The copy you produce must repeat each record exactly and contain no pictures.

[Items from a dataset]
────────

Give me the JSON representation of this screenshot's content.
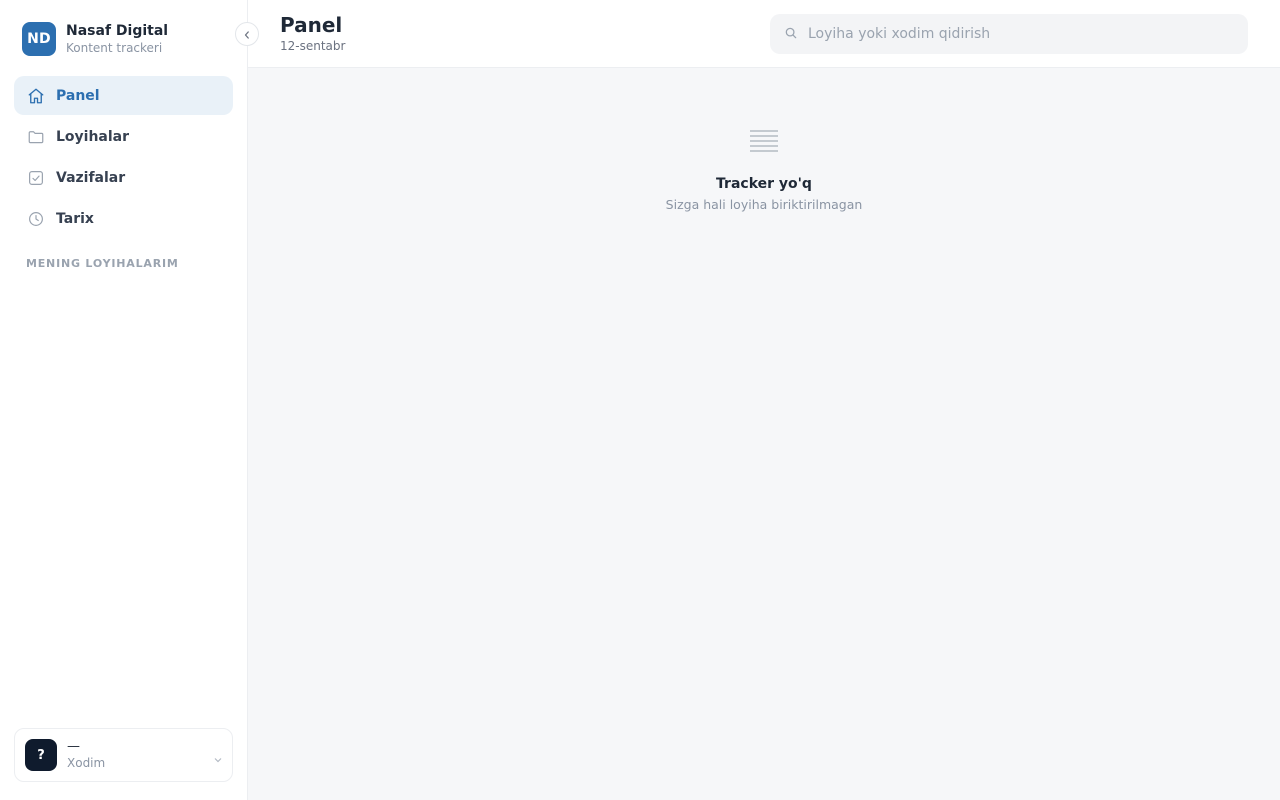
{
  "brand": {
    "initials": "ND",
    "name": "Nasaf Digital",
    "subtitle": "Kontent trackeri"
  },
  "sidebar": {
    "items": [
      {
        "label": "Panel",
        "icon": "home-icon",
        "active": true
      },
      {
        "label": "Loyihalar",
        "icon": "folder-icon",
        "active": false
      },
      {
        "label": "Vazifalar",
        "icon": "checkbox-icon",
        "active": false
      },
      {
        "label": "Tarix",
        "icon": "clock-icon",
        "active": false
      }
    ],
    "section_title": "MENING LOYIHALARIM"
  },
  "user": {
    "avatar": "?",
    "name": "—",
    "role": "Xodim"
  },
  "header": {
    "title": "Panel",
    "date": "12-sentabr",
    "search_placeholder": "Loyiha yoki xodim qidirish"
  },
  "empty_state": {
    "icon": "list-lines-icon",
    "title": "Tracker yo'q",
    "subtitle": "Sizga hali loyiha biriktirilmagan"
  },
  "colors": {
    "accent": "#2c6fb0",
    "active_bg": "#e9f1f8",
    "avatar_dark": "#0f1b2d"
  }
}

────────

EXPECTED ANSWER:
Give me the JSON representation of this screenshot's content.
{
  "brand": {
    "initials": "ND",
    "name": "Nasaf Digital",
    "subtitle": "Kontent trackeri"
  },
  "sidebar": {
    "items": [
      {
        "label": "Panel",
        "icon": "home-icon",
        "active": true
      },
      {
        "label": "Loyihalar",
        "icon": "folder-icon",
        "active": false
      },
      {
        "label": "Vazifalar",
        "icon": "checkbox-icon",
        "active": false
      },
      {
        "label": "Tarix",
        "icon": "clock-icon",
        "active": false
      }
    ],
    "section_title": "MENING LOYIHALARIM"
  },
  "user": {
    "avatar": "?",
    "name": "—",
    "role": "Xodim"
  },
  "header": {
    "title": "Panel",
    "date": "12-sentabr",
    "search_placeholder": "Loyiha yoki xodim qidirish"
  },
  "empty_state": {
    "icon": "list-lines-icon",
    "title": "Tracker yo'q",
    "subtitle": "Sizga hali loyiha biriktirilmagan"
  },
  "colors": {
    "accent": "#2c6fb0",
    "active_bg": "#e9f1f8",
    "avatar_dark": "#0f1b2d"
  }
}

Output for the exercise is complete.